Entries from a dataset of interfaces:

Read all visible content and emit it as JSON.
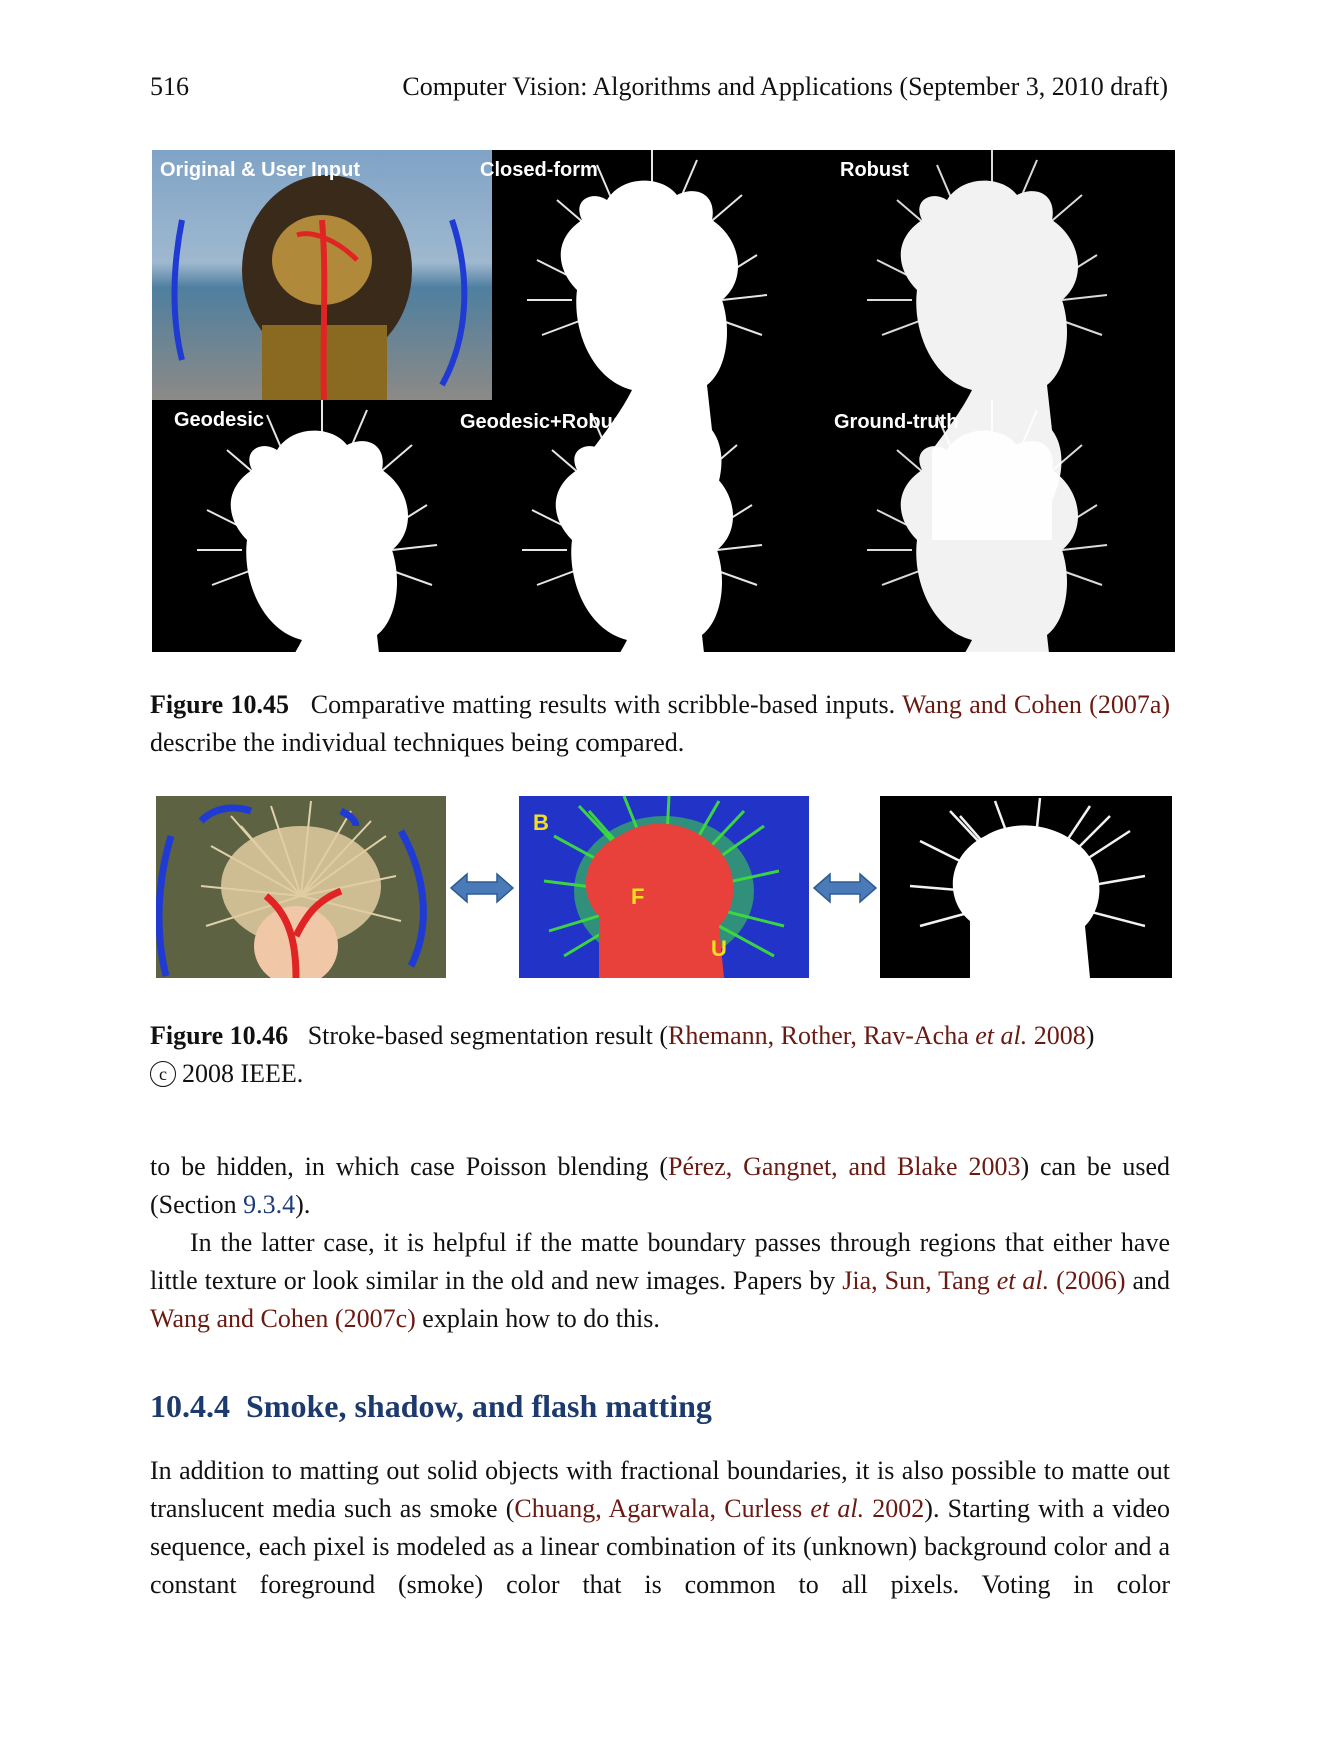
{
  "header": {
    "page_number": "516",
    "running_title": "Computer Vision: Algorithms and Applications (September 3, 2010 draft)"
  },
  "figure_10_45": {
    "panel_labels": [
      "Original & User Input",
      "Closed-form",
      "Robust",
      "Geodesic",
      "Geodesic+Robust",
      "Ground-truth"
    ],
    "caption_label": "Figure 10.45",
    "caption_text_1": "Comparative matting results with scribble-based inputs.",
    "caption_link": "Wang and Cohen",
    "caption_year": "(2007a)",
    "caption_text_2": "describe the individual techniques being compared."
  },
  "figure_10_46": {
    "region_labels": [
      "B",
      "F",
      "U"
    ],
    "caption_label": "Figure 10.46",
    "caption_text_1": "Stroke-based segmentation result (",
    "caption_link": "Rhemann, Rother, Rav-Acha",
    "caption_etal": "et al.",
    "caption_year": "2008",
    "caption_close": ")",
    "copyright_symbol": "c",
    "caption_text_2": "2008 IEEE."
  },
  "paragraph_1": {
    "t1": "to be hidden, in which case Poisson blending (",
    "link": "Pérez, Gangnet, and Blake 2003",
    "t2": ") can be used (Section ",
    "xref": "9.3.4",
    "t3": ")."
  },
  "paragraph_2": {
    "t1": "In the latter case, it is helpful if the matte boundary passes through regions that either have little texture or look similar in the old and new images. Papers by ",
    "link1": "Jia, Sun, Tang",
    "etal": "et al.",
    "year1": "(2006)",
    "t2": " and ",
    "link2": "Wang and Cohen",
    "year2": "(2007c)",
    "t3": " explain how to do this."
  },
  "section": {
    "number": "10.4.4",
    "title": "Smoke, shadow, and flash matting"
  },
  "paragraph_3": {
    "t1": "In addition to matting out solid objects with fractional boundaries, it is also possible to matte out translucent media such as smoke (",
    "link": "Chuang, Agarwala, Curless",
    "etal": "et al.",
    "year": "2002",
    "t2": "). Starting with a video sequence, each pixel is modeled as a linear combination of its (unknown) background color and a constant foreground (smoke) color that is common to all pixels. Voting in color"
  },
  "colors": {
    "link": "#6b1a12",
    "xref": "#1d3a7a",
    "section_heading": "#1d3a6e"
  }
}
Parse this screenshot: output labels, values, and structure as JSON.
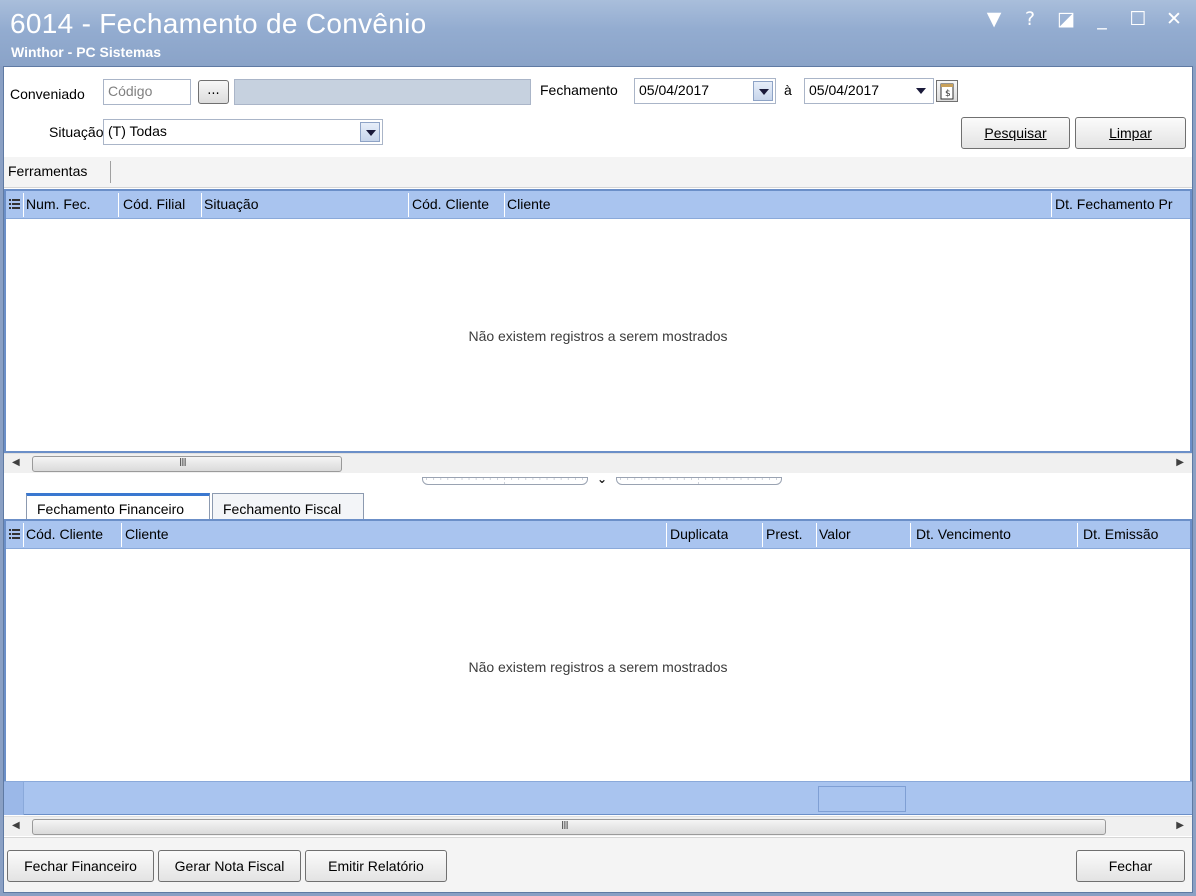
{
  "window": {
    "title": "6014 - Fechamento de Convênio",
    "subtitle": "Winthor - PC Sistemas",
    "controls": [
      "▼",
      "?",
      "◪",
      "_",
      "☐",
      "✕"
    ]
  },
  "filters": {
    "conveniado_label": "Conveniado",
    "codigo_placeholder": "Código",
    "lookup_button": "...",
    "conveniado_name": "",
    "fechamento_label": "Fechamento",
    "date_from": "05/04/2017",
    "date_sep": "à",
    "date_to": "05/04/2017",
    "situacao_label": "Situação",
    "situacao_value": "(T) Todas",
    "pesquisar": "Pesquisar",
    "limpar": "Limpar"
  },
  "toolbar": {
    "ferramentas": "Ferramentas"
  },
  "grid_top": {
    "columns": [
      "Num. Fec.",
      "Cód. Filial",
      "Situação",
      "Cód. Cliente",
      "Cliente",
      "Dt. Fechamento Pr"
    ],
    "empty_message": "Não existem registros a serem mostrados",
    "scroll_grip": "III"
  },
  "tabs": [
    "Fechamento Financeiro",
    "Fechamento Fiscal"
  ],
  "grid_bottom": {
    "columns": [
      "Cód. Cliente",
      "Cliente",
      "Duplicata",
      "Prest.",
      "Valor",
      "Dt. Vencimento",
      "Dt. Emissão"
    ],
    "empty_message": "Não existem registros a serem mostrados",
    "scroll_grip": "III"
  },
  "footer": {
    "fechar_financeiro": "Fechar Financeiro",
    "gerar_nota_fiscal": "Gerar Nota Fiscal",
    "emitir_relatorio": "Emitir Relatório",
    "fechar": "Fechar"
  },
  "colors": {
    "title_bar": "#93acd0",
    "grid_header": "#a9c4ef",
    "grid_border": "#6b8fc8",
    "active_tab_accent": "#3a78d0"
  }
}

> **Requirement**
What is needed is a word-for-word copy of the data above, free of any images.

> **Response**
Read all visible content and emit it as JSON.
{
  "header": {
    "page_number": "516",
    "running_title": "Computer Vision: Algorithms and Applications (September 3, 2010 draft)"
  },
  "figure_10_45": {
    "panel_labels": [
      "Original & User Input",
      "Closed-form",
      "Robust",
      "Geodesic",
      "Geodesic+Robust",
      "Ground-truth"
    ],
    "caption_label": "Figure 10.45",
    "caption_text_1": "Comparative matting results with scribble-based inputs.",
    "caption_link": "Wang and Cohen",
    "caption_year": "(2007a)",
    "caption_text_2": "describe the individual techniques being compared."
  },
  "figure_10_46": {
    "region_labels": [
      "B",
      "F",
      "U"
    ],
    "caption_label": "Figure 10.46",
    "caption_text_1": "Stroke-based segmentation result (",
    "caption_link": "Rhemann, Rother, Rav-Acha",
    "caption_etal": "et al.",
    "caption_year": "2008",
    "caption_close": ")",
    "copyright_symbol": "c",
    "caption_text_2": "2008 IEEE."
  },
  "paragraph_1": {
    "t1": "to be hidden, in which case Poisson blending (",
    "link": "Pérez, Gangnet, and Blake 2003",
    "t2": ") can be used (Section ",
    "xref": "9.3.4",
    "t3": ")."
  },
  "paragraph_2": {
    "t1": "In the latter case, it is helpful if the matte boundary passes through regions that either have little texture or look similar in the old and new images. Papers by ",
    "link1": "Jia, Sun, Tang",
    "etal": "et al.",
    "year1": "(2006)",
    "t2": " and ",
    "link2": "Wang and Cohen",
    "year2": "(2007c)",
    "t3": " explain how to do this."
  },
  "section": {
    "number": "10.4.4",
    "title": "Smoke, shadow, and flash matting"
  },
  "paragraph_3": {
    "t1": "In addition to matting out solid objects with fractional boundaries, it is also possible to matte out translucent media such as smoke (",
    "link": "Chuang, Agarwala, Curless",
    "etal": "et al.",
    "year": "2002",
    "t2": "). Starting with a video sequence, each pixel is modeled as a linear combination of its (unknown) background color and a constant foreground (smoke) color that is common to all pixels. Voting in color"
  },
  "colors": {
    "link": "#6b1a12",
    "xref": "#1d3a7a",
    "section_heading": "#1d3a6e"
  }
}
Parse this screenshot: output labels, values, and structure as JSON.
{
  "window": {
    "title": "6014 - Fechamento de Convênio",
    "subtitle": "Winthor - PC Sistemas",
    "controls": [
      "▼",
      "?",
      "◪",
      "_",
      "☐",
      "✕"
    ]
  },
  "filters": {
    "conveniado_label": "Conveniado",
    "codigo_placeholder": "Código",
    "lookup_button": "...",
    "conveniado_name": "",
    "fechamento_label": "Fechamento",
    "date_from": "05/04/2017",
    "date_sep": "à",
    "date_to": "05/04/2017",
    "situacao_label": "Situação",
    "situacao_value": "(T) Todas",
    "pesquisar": "Pesquisar",
    "limpar": "Limpar"
  },
  "toolbar": {
    "ferramentas": "Ferramentas"
  },
  "grid_top": {
    "columns": [
      "Num. Fec.",
      "Cód. Filial",
      "Situação",
      "Cód. Cliente",
      "Cliente",
      "Dt. Fechamento Pr"
    ],
    "empty_message": "Não existem registros a serem mostrados",
    "scroll_grip": "III"
  },
  "tabs": [
    "Fechamento Financeiro",
    "Fechamento Fiscal"
  ],
  "grid_bottom": {
    "columns": [
      "Cód. Cliente",
      "Cliente",
      "Duplicata",
      "Prest.",
      "Valor",
      "Dt. Vencimento",
      "Dt. Emissão"
    ],
    "empty_message": "Não existem registros a serem mostrados",
    "scroll_grip": "III"
  },
  "footer": {
    "fechar_financeiro": "Fechar Financeiro",
    "gerar_nota_fiscal": "Gerar Nota Fiscal",
    "emitir_relatorio": "Emitir Relatório",
    "fechar": "Fechar"
  },
  "colors": {
    "title_bar": "#93acd0",
    "grid_header": "#a9c4ef",
    "grid_border": "#6b8fc8",
    "active_tab_accent": "#3a78d0"
  }
}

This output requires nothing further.